## DATA PROVIDED

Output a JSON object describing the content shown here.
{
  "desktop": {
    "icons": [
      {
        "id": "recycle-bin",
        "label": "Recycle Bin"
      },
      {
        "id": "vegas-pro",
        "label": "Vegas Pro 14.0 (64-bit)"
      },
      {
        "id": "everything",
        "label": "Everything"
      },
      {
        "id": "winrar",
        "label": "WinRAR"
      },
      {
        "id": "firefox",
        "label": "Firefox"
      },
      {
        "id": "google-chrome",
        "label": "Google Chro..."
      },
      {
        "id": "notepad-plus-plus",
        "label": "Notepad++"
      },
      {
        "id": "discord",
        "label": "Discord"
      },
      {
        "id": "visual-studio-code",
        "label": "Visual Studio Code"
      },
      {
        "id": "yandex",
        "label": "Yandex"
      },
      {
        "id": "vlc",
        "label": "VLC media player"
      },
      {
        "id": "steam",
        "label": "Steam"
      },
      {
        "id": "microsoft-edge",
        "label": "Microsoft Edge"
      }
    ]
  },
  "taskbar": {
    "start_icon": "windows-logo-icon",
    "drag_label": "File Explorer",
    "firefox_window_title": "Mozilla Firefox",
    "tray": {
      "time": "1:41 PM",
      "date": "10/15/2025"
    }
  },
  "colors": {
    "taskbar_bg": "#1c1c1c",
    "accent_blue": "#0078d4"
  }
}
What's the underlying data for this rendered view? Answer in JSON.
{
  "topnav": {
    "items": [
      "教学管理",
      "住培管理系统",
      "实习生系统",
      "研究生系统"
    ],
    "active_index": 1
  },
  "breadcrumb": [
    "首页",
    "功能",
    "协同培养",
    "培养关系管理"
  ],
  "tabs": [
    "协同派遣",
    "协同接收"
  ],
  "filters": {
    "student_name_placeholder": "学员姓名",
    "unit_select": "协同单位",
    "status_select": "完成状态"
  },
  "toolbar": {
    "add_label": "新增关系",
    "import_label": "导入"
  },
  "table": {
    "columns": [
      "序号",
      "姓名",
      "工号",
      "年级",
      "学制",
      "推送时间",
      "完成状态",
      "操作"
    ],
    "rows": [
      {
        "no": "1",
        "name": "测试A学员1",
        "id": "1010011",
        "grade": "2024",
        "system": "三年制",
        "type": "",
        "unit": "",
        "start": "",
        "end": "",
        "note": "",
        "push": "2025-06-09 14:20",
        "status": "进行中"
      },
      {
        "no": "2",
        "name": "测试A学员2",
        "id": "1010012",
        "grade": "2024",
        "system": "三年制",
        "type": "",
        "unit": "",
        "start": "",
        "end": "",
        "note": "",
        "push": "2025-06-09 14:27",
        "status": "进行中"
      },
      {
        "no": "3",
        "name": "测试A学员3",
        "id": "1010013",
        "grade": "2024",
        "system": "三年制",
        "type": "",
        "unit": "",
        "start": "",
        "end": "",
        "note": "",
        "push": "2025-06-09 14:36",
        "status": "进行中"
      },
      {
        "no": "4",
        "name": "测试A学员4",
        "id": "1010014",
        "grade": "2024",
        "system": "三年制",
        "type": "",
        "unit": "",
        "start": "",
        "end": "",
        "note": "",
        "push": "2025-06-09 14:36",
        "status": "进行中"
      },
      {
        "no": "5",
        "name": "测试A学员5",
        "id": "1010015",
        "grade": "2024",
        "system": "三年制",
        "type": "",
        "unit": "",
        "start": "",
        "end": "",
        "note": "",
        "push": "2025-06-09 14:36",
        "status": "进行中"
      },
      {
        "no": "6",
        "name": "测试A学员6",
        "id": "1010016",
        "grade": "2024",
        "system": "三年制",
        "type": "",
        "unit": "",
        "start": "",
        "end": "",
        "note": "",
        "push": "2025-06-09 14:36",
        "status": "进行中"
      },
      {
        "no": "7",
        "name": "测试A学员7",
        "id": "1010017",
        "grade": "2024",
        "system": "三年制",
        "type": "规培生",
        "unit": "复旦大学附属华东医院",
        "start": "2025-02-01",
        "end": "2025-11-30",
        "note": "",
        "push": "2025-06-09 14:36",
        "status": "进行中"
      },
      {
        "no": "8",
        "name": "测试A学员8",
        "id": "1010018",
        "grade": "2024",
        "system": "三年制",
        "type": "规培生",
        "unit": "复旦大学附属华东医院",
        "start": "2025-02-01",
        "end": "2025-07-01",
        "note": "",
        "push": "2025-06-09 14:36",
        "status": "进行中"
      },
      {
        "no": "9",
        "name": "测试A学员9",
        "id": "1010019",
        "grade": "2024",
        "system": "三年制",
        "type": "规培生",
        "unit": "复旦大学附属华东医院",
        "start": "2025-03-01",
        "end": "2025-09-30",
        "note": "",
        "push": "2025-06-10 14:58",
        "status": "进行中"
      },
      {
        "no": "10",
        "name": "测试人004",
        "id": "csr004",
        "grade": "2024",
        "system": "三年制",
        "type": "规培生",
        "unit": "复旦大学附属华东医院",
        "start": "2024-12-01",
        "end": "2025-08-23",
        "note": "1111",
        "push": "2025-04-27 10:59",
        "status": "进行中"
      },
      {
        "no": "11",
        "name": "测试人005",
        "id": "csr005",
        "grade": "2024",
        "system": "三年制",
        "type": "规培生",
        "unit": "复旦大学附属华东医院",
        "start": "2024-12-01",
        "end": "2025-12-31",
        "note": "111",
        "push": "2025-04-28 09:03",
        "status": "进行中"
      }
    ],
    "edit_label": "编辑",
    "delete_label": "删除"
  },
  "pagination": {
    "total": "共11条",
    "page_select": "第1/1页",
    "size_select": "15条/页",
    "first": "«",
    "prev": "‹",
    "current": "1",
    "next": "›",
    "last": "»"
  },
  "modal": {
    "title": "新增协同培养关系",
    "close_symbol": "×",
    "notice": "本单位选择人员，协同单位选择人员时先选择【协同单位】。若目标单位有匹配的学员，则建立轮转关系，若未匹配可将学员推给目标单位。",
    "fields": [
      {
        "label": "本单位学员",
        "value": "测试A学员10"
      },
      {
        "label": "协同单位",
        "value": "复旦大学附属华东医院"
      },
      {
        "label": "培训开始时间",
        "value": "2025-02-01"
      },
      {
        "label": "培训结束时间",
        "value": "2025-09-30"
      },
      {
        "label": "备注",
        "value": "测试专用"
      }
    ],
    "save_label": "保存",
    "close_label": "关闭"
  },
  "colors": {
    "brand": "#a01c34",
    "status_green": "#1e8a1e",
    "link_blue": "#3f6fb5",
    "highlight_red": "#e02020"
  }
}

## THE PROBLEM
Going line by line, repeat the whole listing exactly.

## WRITTEN SOLUTION
Output a JSON object describing the content shown here.
{
  "desktop": {
    "icons": [
      {
        "id": "recycle-bin",
        "label": "Recycle Bin"
      },
      {
        "id": "vegas-pro",
        "label": "Vegas Pro 14.0 (64-bit)"
      },
      {
        "id": "everything",
        "label": "Everything"
      },
      {
        "id": "winrar",
        "label": "WinRAR"
      },
      {
        "id": "firefox",
        "label": "Firefox"
      },
      {
        "id": "google-chrome",
        "label": "Google Chro..."
      },
      {
        "id": "notepad-plus-plus",
        "label": "Notepad++"
      },
      {
        "id": "discord",
        "label": "Discord"
      },
      {
        "id": "visual-studio-code",
        "label": "Visual Studio Code"
      },
      {
        "id": "yandex",
        "label": "Yandex"
      },
      {
        "id": "vlc",
        "label": "VLC media player"
      },
      {
        "id": "steam",
        "label": "Steam"
      },
      {
        "id": "microsoft-edge",
        "label": "Microsoft Edge"
      }
    ]
  },
  "taskbar": {
    "start_icon": "windows-logo-icon",
    "drag_label": "File Explorer",
    "firefox_window_title": "Mozilla Firefox",
    "tray": {
      "time": "1:41 PM",
      "date": "10/15/2025"
    }
  },
  "colors": {
    "taskbar_bg": "#1c1c1c",
    "accent_blue": "#0078d4"
  }
}
What's the underlying data for this rendered view? Answer in JSON.
{
  "topnav": {
    "items": [
      "教学管理",
      "住培管理系统",
      "实习生系统",
      "研究生系统"
    ],
    "active_index": 1
  },
  "breadcrumb": [
    "首页",
    "功能",
    "协同培养",
    "培养关系管理"
  ],
  "tabs": [
    "协同派遣",
    "协同接收"
  ],
  "filters": {
    "student_name_placeholder": "学员姓名",
    "unit_select": "协同单位",
    "status_select": "完成状态"
  },
  "toolbar": {
    "add_label": "新增关系",
    "import_label": "导入"
  },
  "table": {
    "columns": [
      "序号",
      "姓名",
      "工号",
      "年级",
      "学制",
      "推送时间",
      "完成状态",
      "操作"
    ],
    "rows": [
      {
        "no": "1",
        "name": "测试A学员1",
        "id": "1010011",
        "grade": "2024",
        "system": "三年制",
        "type": "",
        "unit": "",
        "start": "",
        "end": "",
        "note": "",
        "push": "2025-06-09 14:20",
        "status": "进行中"
      },
      {
        "no": "2",
        "name": "测试A学员2",
        "id": "1010012",
        "grade": "2024",
        "system": "三年制",
        "type": "",
        "unit": "",
        "start": "",
        "end": "",
        "note": "",
        "push": "2025-06-09 14:27",
        "status": "进行中"
      },
      {
        "no": "3",
        "name": "测试A学员3",
        "id": "1010013",
        "grade": "2024",
        "system": "三年制",
        "type": "",
        "unit": "",
        "start": "",
        "end": "",
        "note": "",
        "push": "2025-06-09 14:36",
        "status": "进行中"
      },
      {
        "no": "4",
        "name": "测试A学员4",
        "id": "1010014",
        "grade": "2024",
        "system": "三年制",
        "type": "",
        "unit": "",
        "start": "",
        "end": "",
        "note": "",
        "push": "2025-06-09 14:36",
        "status": "进行中"
      },
      {
        "no": "5",
        "name": "测试A学员5",
        "id": "1010015",
        "grade": "2024",
        "system": "三年制",
        "type": "",
        "unit": "",
        "start": "",
        "end": "",
        "note": "",
        "push": "2025-06-09 14:36",
        "status": "进行中"
      },
      {
        "no": "6",
        "name": "测试A学员6",
        "id": "1010016",
        "grade": "2024",
        "system": "三年制",
        "type": "",
        "unit": "",
        "start": "",
        "end": "",
        "note": "",
        "push": "2025-06-09 14:36",
        "status": "进行中"
      },
      {
        "no": "7",
        "name": "测试A学员7",
        "id": "1010017",
        "grade": "2024",
        "system": "三年制",
        "type": "规培生",
        "unit": "复旦大学附属华东医院",
        "start": "2025-02-01",
        "end": "2025-11-30",
        "note": "",
        "push": "2025-06-09 14:36",
        "status": "进行中"
      },
      {
        "no": "8",
        "name": "测试A学员8",
        "id": "1010018",
        "grade": "2024",
        "system": "三年制",
        "type": "规培生",
        "unit": "复旦大学附属华东医院",
        "start": "2025-02-01",
        "end": "2025-07-01",
        "note": "",
        "push": "2025-06-09 14:36",
        "status": "进行中"
      },
      {
        "no": "9",
        "name": "测试A学员9",
        "id": "1010019",
        "grade": "2024",
        "system": "三年制",
        "type": "规培生",
        "unit": "复旦大学附属华东医院",
        "start": "2025-03-01",
        "end": "2025-09-30",
        "note": "",
        "push": "2025-06-10 14:58",
        "status": "进行中"
      },
      {
        "no": "10",
        "name": "测试人004",
        "id": "csr004",
        "grade": "2024",
        "system": "三年制",
        "type": "规培生",
        "unit": "复旦大学附属华东医院",
        "start": "2024-12-01",
        "end": "2025-08-23",
        "note": "1111",
        "push": "2025-04-27 10:59",
        "status": "进行中"
      },
      {
        "no": "11",
        "name": "测试人005",
        "id": "csr005",
        "grade": "2024",
        "system": "三年制",
        "type": "规培生",
        "unit": "复旦大学附属华东医院",
        "start": "2024-12-01",
        "end": "2025-12-31",
        "note": "111",
        "push": "2025-04-28 09:03",
        "status": "进行中"
      }
    ],
    "edit_label": "编辑",
    "delete_label": "删除"
  },
  "pagination": {
    "total": "共11条",
    "page_select": "第1/1页",
    "size_select": "15条/页",
    "first": "«",
    "prev": "‹",
    "current": "1",
    "next": "›",
    "last": "»"
  },
  "modal": {
    "title": "新增协同培养关系",
    "close_symbol": "×",
    "notice": "本单位选择人员，协同单位选择人员时先选择【协同单位】。若目标单位有匹配的学员，则建立轮转关系，若未匹配可将学员推给目标单位。",
    "fields": [
      {
        "label": "本单位学员",
        "value": "测试A学员10"
      },
      {
        "label": "协同单位",
        "value": "复旦大学附属华东医院"
      },
      {
        "label": "培训开始时间",
        "value": "2025-02-01"
      },
      {
        "label": "培训结束时间",
        "value": "2025-09-30"
      },
      {
        "label": "备注",
        "value": "测试专用"
      }
    ],
    "save_label": "保存",
    "close_label": "关闭"
  },
  "colors": {
    "brand": "#a01c34",
    "status_green": "#1e8a1e",
    "link_blue": "#3f6fb5",
    "highlight_red": "#e02020"
  }
}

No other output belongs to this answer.